References

  1. Abel, S. M. Duration discrimination of noise and tone bursts.Journal of the Acoustical Society of America, 1972,51, 1219–1223. (a)CrossRefPubMedGoogle Scholar
  2. Abel, S. M. Discrimination of temporal gaps.Journal of the Acoustical Society of America, 1972,52, 519–524. (b)CrossRefGoogle Scholar
  3. Allan, L. G., &Kristofferson, A. B. Psychophysical theories of duration discrimination.Perception & Psychophysics. (1974,16, 26–34.Google Scholar
  4. Allan, L. G., Kristofferson, A. B., &Rice, M. E. Some aspects of perceptual coding of duration in visual duration discrimination.Perception & Psychophysics, 1974,15, 83–88.Google Scholar
  5. Allan, L. G., Kristofferson, A. B., &Wiens.E. W. Duration discrimination of brief light flashes.Perception & Psychophysics, 19719, 327–334.Google Scholar
  6. Blakely, W. A. The discrimination of short empty temporal intervals. Unpublished doctoral dissertation. University of Illinois. 1933.Google Scholar
  7. Creelman, C. D. Human discrimination of auditory durations.Journal or the Acoustical Society or America, 1962,34, 582–593.CrossRefGoogle Scholar
  8. Holway, A. H., &Pratt, C. C. The Weber-ratio for intensive discrimination.Psychological Review, 1936,43, 322–340.CrossRefGoogle Scholar
  9. Kinchla, J. Duration discrimination of acoustically defined intervals in the 1- to 8-sec range.Perception & Psychophysics, (1972,12, 318–320.Google Scholar
  10. Luce, R. D., &Galanter, E. Discrimination. In R. D. Luce, R. R. Bush. and E. Galanter (Eds.),Handbook of mathematical psychology (Vol, 1). New York: Wiley. 1963.Google Scholar
  11. Miller.G. A. Sensitivity to changes in the intensity of white noise and its relation to masking and loudness.Journal of the Acoustical Society of America, 1947,19, 609–619.CrossRefGoogle Scholar
  12. Small, A. M., Jr,. &Campbell, R. A. Temporal differential sensitivity for auditory stimuli.American Journal of Psychology, (1962,75, 401–410.CrossRefPubMedGoogle Scholar
  13. Stott, L. H. The discrimination of short tonal durations. Unpublished doctoral dissertation, University of Illinois, 1933.Google Scholar
  14. Stott, L. H. Time-order errors in the discrimination of short tonal durations.Journal of Experimental Psychology, (1935,18, 741–766.CrossRefGoogle Scholar
  15. Woodrow, H. The effect of practice upon time-order errors in the comparison of temporal intervals.Psychological Review, 1935,42, 127–152.CrossRefGoogle Scholar
  16. Woodrow, H. Time perception.
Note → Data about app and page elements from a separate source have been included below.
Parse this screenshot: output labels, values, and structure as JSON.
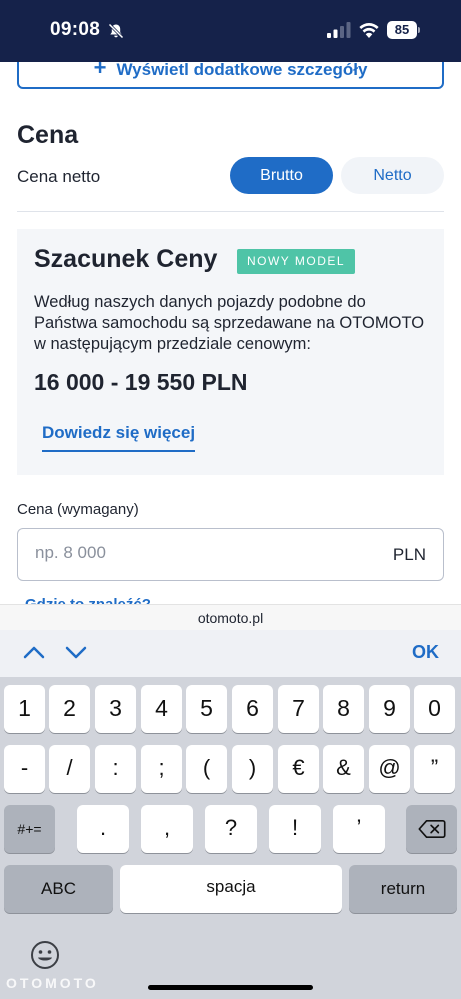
{
  "status_bar": {
    "time": "09:08",
    "battery": "85"
  },
  "form": {
    "details_button": "Wyświetl dodatkowe szczegóły",
    "section_title": "Cena",
    "net_label": "Cena netto",
    "toggle_gross": "Brutto",
    "toggle_net": "Netto",
    "estimate": {
      "title": "Szacunek Ceny",
      "badge": "NOWY MODEL",
      "description": "Według naszych danych pojazdy podobne do Państwa samochodu są sprzedawane na OTOMOTO w następującym przedziale cenowym:",
      "range": "16 000 - 19 550 PLN",
      "link": "Dowiedz się więcej"
    },
    "price_label": "Cena (wymagany)",
    "price_placeholder": "np. 8 000",
    "price_value": "",
    "price_unit": "PLN",
    "partial_link": "Gdzie to znaleźć?"
  },
  "browser": {
    "url": "otomoto.pl"
  },
  "accessory": {
    "ok": "OK"
  },
  "keyboard": {
    "row1": [
      "1",
      "2",
      "3",
      "4",
      "5",
      "6",
      "7",
      "8",
      "9",
      "0"
    ],
    "row2": [
      "-",
      "/",
      ":",
      ";",
      "(",
      ")",
      "€",
      "&",
      "@",
      "”"
    ],
    "row3_left": "#+=",
    "row3": [
      ".",
      ",",
      "?",
      "!",
      "’"
    ],
    "abc": "ABC",
    "space": "spacja",
    "return": "return"
  },
  "watermark": "OTOMOTO",
  "colors": {
    "status_bar": "#15224a",
    "accent": "#1f6cc6",
    "badge": "#4fc4a7",
    "card": "#f4f6f9",
    "keyboard": "#d1d4db"
  }
}
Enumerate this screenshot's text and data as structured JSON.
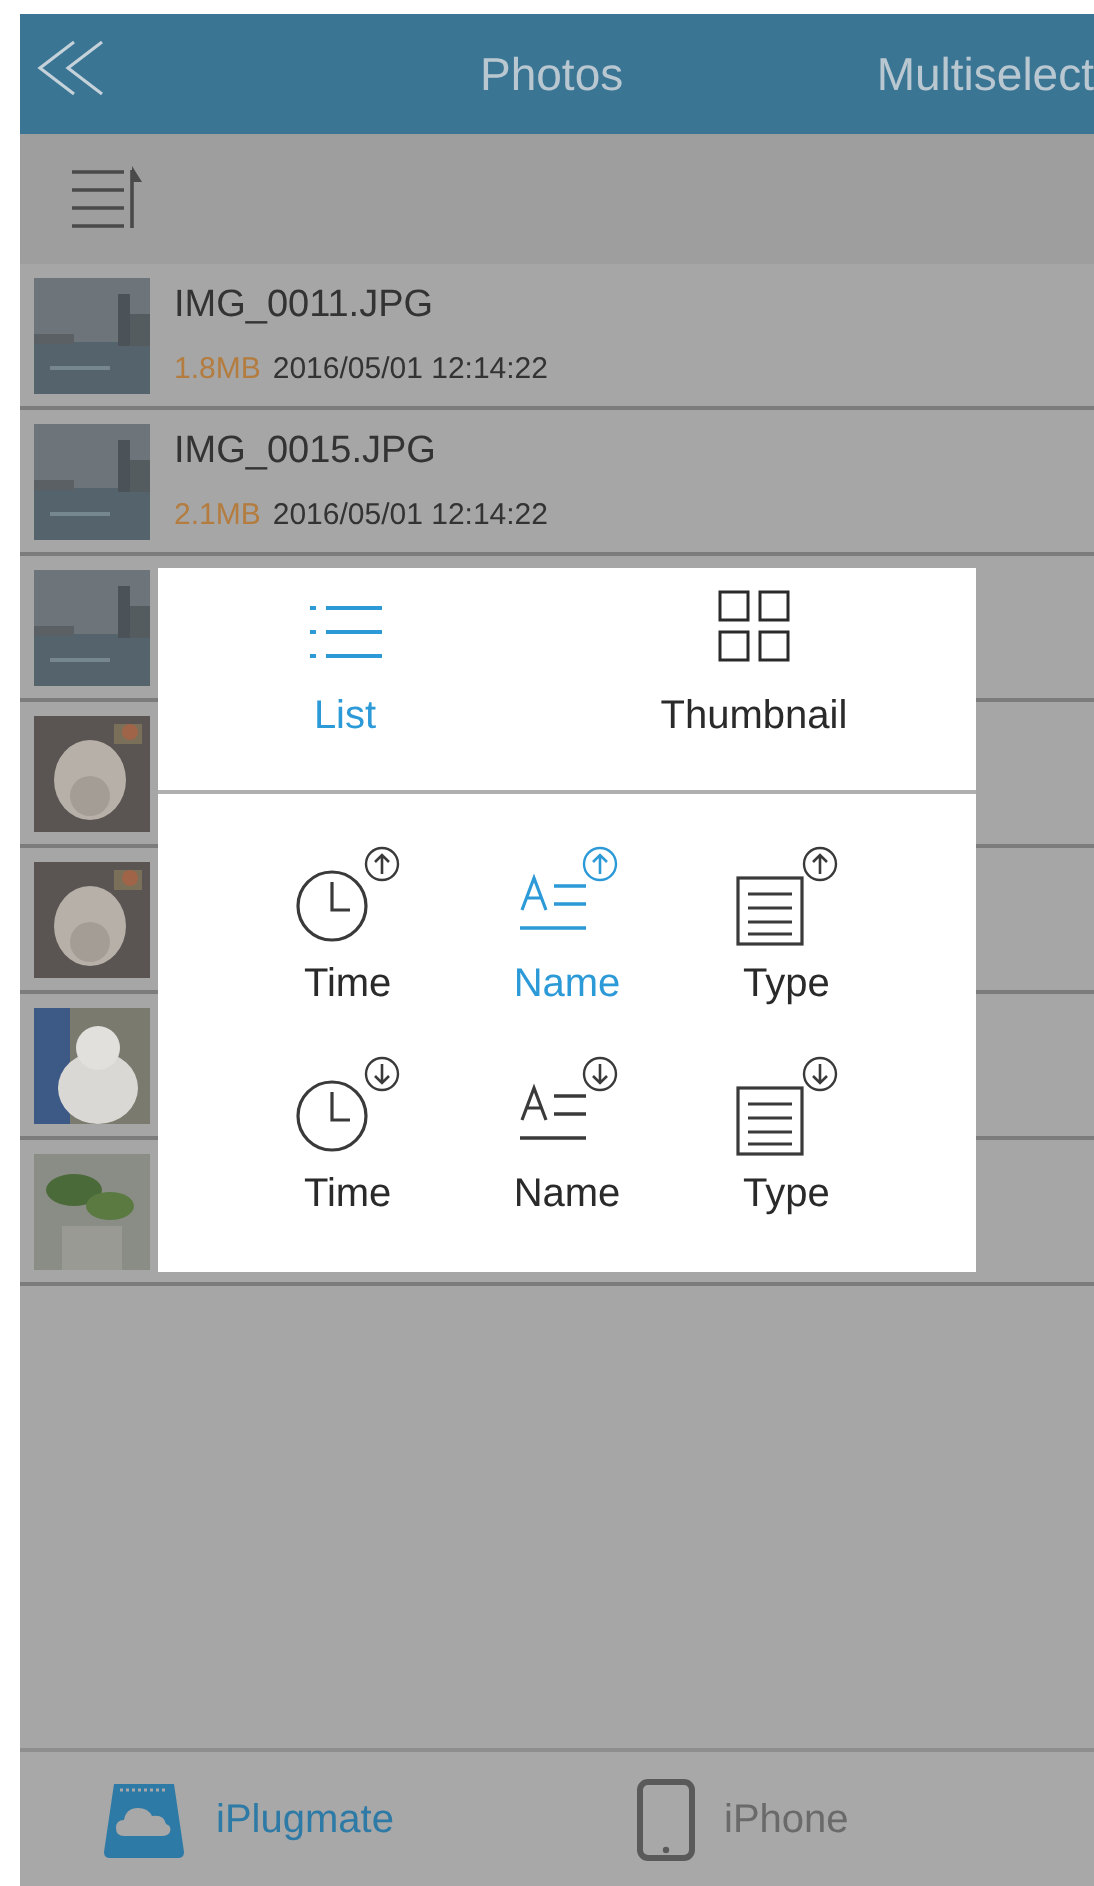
{
  "header": {
    "title": "Photos",
    "action": "Multiselect"
  },
  "files": [
    {
      "kind": "file",
      "name": "IMG_0011.JPG",
      "size": "1.8MB",
      "date": "2016/05/01 12:14:22"
    },
    {
      "kind": "file",
      "name": "IMG_0015.JPG",
      "size": "2.1MB",
      "date": "2016/05/01 12:14:22"
    },
    {
      "kind": "picture"
    },
    {
      "kind": "picture"
    },
    {
      "kind": "picture"
    },
    {
      "kind": "picture"
    },
    {
      "kind": "picture"
    }
  ],
  "popup": {
    "views": [
      {
        "kind": "list",
        "label": "List",
        "selected": true
      },
      {
        "kind": "grid",
        "label": "Thumbnail",
        "selected": false
      }
    ],
    "sorts": [
      {
        "kind": "time",
        "ascending": true,
        "label": "Time",
        "selected": false
      },
      {
        "kind": "name",
        "ascending": true,
        "label": "Name",
        "selected": true
      },
      {
        "kind": "type",
        "ascending": true,
        "label": "Type",
        "selected": false
      },
      {
        "kind": "time",
        "ascending": false,
        "label": "Time",
        "selected": false
      },
      {
        "kind": "name",
        "ascending": false,
        "label": "Name",
        "selected": false
      },
      {
        "kind": "type",
        "ascending": false,
        "label": "Type",
        "selected": false
      }
    ]
  },
  "tabs": [
    {
      "kind": "drive",
      "label": "iPlugmate",
      "selected": true
    },
    {
      "kind": "phone",
      "label": "iPhone",
      "selected": false
    }
  ]
}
In S. S. Stevens (Ed.),Handbook of experimental psychology, New York: Wiley. 1951.Google Scholar

Copyright information

© Psychonomic Society, Inc. 1975

Authors and Affiliations

  • David J. Getty
    • 1
  1. 1.Psychology DepartmentBrown UniversityProvidence

Personalised recommendations